Supplied entries:
Content starts

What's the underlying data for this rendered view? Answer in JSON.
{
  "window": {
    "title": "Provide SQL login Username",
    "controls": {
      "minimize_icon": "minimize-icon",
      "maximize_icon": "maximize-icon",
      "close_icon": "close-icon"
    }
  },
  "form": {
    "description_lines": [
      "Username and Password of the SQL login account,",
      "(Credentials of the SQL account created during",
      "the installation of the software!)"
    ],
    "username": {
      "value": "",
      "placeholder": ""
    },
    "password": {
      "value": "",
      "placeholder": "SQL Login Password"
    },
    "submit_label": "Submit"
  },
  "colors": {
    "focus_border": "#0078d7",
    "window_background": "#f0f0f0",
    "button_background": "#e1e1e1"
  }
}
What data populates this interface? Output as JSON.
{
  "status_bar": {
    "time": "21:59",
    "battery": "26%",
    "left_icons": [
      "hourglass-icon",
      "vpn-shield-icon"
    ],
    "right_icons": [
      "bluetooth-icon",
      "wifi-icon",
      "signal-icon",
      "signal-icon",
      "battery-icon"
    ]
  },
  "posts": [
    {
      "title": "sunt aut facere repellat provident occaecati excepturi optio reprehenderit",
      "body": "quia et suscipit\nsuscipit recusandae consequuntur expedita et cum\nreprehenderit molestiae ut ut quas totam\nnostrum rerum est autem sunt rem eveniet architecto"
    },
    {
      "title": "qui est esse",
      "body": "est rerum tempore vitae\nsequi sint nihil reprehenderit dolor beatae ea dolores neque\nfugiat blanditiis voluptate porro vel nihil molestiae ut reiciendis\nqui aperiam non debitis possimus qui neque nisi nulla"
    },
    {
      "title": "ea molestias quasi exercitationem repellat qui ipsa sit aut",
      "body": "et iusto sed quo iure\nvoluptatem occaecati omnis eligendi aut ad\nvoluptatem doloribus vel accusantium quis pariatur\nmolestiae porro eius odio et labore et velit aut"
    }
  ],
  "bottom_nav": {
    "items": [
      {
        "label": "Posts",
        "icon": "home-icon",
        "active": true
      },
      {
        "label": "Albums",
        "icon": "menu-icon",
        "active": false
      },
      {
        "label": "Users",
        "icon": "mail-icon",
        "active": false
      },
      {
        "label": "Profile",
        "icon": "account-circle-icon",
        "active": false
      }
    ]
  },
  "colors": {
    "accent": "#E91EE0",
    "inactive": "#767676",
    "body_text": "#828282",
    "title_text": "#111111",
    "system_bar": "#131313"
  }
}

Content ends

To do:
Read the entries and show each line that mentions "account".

Solution to this task:
      "Username and Password of the SQL login account,",
      "(Credentials of the SQL account created during",
        "icon": "account-circle-icon",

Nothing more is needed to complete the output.